How much caffeine is in Oolong Tea or tea leaves in general isn't as cut and dry as many articles out there would have you believe. The majority of articles simply state how many milligrams of caffeine are in a cup of tea and ignore important factors like brewing temperature, ratio of water to leaves, brewing method, and the specific type of tea. Here, we look at the factors that affect how much caffeine there is Oolong Teas with a look at Taiwan Oolong Teas in particular.

View full article →

Eco-Cha Tea Club: Qing Xin Oolong Black Tea Tasting Notes
Eco-Cha Tea Club: Qing Xin Oolong Black Tea Tasting Notes

February 07, 2019 1 Comment

In addition to the name of the tea strain, this batch of tea was made by an artisan of Dong Ding Oolong Tea with his family plot of heirloom tea trees. He incorporated Oolong Tea methods in the very first step of solar withering, and the very last step of tightly rolling the tea leaves. So the raw material of the summer crop of heirloom Qing Xin Oolong tea leaves, processed by an Oolong Tea maker by trade offers us this superior quality Black Tea.

View full article →

Processing a batch of Qing Xin Oolong Black Tea
Eco-Cha Tea Club: Qing Xin Oolong Black Tea

February 04, 2019 2 Comments

We  chose the name "Qing Xin Oolong Black Tea" in accordance with the local terminology, which would be simply "Oolong Black Tea" (烏龍紅茶). But because in English, Oolong is the name given to partially oxidized teas, we added the Chinese pinyin of this traditional strain of tea plant that originated in mainland China.

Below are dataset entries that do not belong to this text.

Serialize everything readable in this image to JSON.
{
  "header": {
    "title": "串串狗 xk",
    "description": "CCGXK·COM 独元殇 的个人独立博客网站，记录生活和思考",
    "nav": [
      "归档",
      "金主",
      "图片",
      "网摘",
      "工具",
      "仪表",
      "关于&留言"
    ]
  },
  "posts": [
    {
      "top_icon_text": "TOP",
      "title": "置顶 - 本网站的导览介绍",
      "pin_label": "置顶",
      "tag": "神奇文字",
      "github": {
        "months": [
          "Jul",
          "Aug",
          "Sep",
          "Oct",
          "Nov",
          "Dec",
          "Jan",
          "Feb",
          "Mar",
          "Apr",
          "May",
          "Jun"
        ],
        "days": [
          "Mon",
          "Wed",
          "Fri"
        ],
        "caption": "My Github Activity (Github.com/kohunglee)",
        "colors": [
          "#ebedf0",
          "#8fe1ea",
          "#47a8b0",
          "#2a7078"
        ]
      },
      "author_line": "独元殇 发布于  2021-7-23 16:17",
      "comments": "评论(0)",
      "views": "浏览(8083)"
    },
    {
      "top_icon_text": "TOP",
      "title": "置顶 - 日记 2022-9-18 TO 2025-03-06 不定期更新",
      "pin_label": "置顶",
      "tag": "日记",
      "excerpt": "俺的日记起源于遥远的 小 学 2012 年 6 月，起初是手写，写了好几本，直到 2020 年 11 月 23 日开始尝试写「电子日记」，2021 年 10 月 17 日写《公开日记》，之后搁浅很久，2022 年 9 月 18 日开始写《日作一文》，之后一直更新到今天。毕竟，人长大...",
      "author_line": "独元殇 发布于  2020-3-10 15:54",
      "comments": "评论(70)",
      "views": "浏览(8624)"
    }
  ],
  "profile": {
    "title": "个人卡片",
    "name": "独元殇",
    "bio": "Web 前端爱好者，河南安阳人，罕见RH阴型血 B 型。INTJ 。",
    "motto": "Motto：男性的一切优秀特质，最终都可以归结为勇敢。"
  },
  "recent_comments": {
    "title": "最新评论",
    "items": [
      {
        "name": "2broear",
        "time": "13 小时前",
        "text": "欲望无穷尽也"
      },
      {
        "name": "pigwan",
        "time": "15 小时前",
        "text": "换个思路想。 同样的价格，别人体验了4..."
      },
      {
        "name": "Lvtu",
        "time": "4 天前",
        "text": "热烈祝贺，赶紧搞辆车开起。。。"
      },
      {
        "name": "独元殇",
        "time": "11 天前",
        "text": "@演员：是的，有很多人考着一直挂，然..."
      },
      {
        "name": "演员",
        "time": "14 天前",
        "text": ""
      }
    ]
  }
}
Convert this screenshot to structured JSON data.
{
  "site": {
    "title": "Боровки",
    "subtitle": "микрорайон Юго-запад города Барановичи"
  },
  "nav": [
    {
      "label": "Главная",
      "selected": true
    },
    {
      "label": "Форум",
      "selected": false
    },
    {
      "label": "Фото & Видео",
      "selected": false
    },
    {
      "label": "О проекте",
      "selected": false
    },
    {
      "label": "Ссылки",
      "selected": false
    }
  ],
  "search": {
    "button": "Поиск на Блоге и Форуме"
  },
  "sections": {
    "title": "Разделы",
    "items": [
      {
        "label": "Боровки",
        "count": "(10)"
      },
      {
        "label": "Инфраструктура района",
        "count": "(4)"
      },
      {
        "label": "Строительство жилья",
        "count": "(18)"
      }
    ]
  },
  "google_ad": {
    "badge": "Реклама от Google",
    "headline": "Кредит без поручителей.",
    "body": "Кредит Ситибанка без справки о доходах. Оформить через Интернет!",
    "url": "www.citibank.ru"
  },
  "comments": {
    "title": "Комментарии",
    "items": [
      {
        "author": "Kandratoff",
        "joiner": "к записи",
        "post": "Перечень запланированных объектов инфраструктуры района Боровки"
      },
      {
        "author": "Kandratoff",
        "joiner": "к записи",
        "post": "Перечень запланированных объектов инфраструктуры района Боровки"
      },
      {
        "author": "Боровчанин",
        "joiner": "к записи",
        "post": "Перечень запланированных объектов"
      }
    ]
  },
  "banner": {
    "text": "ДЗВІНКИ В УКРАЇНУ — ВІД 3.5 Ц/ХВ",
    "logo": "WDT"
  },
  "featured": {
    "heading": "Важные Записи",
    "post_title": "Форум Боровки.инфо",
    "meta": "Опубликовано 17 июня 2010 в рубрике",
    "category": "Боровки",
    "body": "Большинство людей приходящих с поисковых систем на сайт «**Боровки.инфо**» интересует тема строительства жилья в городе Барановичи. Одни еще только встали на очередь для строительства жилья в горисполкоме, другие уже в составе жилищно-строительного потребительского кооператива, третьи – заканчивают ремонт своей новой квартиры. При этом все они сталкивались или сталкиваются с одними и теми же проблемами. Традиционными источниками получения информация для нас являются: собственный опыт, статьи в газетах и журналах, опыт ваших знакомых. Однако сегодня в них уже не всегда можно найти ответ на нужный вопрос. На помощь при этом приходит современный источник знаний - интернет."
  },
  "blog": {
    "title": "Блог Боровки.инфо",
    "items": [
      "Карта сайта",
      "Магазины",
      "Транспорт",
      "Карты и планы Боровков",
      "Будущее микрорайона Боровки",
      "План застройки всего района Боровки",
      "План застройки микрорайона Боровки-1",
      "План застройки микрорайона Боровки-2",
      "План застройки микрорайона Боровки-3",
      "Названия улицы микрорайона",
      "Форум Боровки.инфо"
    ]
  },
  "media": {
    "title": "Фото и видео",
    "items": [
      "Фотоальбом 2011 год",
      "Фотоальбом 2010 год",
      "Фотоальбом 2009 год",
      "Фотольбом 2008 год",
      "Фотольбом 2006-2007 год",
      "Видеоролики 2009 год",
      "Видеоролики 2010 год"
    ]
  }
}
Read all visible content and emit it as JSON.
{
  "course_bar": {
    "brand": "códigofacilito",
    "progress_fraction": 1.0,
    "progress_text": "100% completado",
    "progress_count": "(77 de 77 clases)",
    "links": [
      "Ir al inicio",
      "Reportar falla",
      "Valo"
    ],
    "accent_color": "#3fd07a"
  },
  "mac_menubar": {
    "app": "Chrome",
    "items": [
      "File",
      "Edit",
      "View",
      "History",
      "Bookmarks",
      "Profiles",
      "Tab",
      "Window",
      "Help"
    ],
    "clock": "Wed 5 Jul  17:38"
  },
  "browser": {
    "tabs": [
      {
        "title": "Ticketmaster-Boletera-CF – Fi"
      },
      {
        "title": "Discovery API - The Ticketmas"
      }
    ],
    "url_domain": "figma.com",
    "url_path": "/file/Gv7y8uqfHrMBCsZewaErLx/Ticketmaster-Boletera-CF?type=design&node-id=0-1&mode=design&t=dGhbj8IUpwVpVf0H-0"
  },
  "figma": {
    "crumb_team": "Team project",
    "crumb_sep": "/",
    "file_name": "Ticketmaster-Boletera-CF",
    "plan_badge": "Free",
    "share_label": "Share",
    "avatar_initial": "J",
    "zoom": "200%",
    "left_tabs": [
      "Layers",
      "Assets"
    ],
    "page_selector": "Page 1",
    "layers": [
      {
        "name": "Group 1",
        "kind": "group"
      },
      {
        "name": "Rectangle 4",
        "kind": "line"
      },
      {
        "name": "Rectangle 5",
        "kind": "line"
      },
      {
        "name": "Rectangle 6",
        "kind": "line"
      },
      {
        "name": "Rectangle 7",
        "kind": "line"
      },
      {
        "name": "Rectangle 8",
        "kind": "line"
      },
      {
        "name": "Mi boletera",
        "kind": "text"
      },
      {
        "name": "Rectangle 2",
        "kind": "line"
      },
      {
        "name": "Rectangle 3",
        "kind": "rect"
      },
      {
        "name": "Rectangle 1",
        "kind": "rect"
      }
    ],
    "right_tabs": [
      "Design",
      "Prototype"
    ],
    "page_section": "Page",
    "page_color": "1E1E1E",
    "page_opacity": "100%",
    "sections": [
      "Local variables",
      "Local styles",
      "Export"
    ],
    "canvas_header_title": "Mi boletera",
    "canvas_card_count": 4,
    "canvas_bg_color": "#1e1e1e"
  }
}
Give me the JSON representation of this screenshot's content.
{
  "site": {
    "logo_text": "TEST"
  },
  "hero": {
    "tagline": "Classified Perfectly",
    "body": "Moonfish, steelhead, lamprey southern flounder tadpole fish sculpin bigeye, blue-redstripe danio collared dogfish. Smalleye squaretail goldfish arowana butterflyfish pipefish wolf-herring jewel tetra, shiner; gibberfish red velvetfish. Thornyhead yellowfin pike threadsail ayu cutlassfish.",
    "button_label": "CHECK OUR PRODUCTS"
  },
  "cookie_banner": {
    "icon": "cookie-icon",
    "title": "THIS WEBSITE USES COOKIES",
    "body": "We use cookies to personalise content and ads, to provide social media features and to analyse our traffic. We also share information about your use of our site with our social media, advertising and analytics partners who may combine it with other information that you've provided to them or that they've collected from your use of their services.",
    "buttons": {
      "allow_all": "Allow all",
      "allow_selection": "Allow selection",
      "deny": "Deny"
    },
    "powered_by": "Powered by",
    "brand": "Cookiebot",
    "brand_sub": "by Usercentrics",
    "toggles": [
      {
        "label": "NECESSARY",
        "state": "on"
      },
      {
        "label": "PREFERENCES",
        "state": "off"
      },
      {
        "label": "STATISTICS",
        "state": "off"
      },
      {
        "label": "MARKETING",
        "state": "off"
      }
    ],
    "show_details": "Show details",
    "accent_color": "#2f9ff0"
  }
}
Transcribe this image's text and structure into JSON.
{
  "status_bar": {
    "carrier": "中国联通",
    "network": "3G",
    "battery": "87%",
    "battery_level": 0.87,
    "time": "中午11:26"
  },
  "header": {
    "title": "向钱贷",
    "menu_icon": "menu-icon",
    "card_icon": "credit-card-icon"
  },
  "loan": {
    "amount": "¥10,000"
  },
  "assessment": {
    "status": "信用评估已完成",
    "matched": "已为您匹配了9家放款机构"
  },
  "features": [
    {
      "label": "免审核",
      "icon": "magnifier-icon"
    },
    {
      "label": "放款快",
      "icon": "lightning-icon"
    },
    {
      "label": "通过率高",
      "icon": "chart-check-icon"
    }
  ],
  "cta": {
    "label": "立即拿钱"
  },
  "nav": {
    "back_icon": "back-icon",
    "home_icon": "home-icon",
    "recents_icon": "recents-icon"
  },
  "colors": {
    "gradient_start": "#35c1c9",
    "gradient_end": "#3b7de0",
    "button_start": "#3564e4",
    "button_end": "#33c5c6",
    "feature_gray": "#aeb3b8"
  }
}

Qing Xin literally means "green heart" which describes the appearance of the stem of the leaf.

View full article →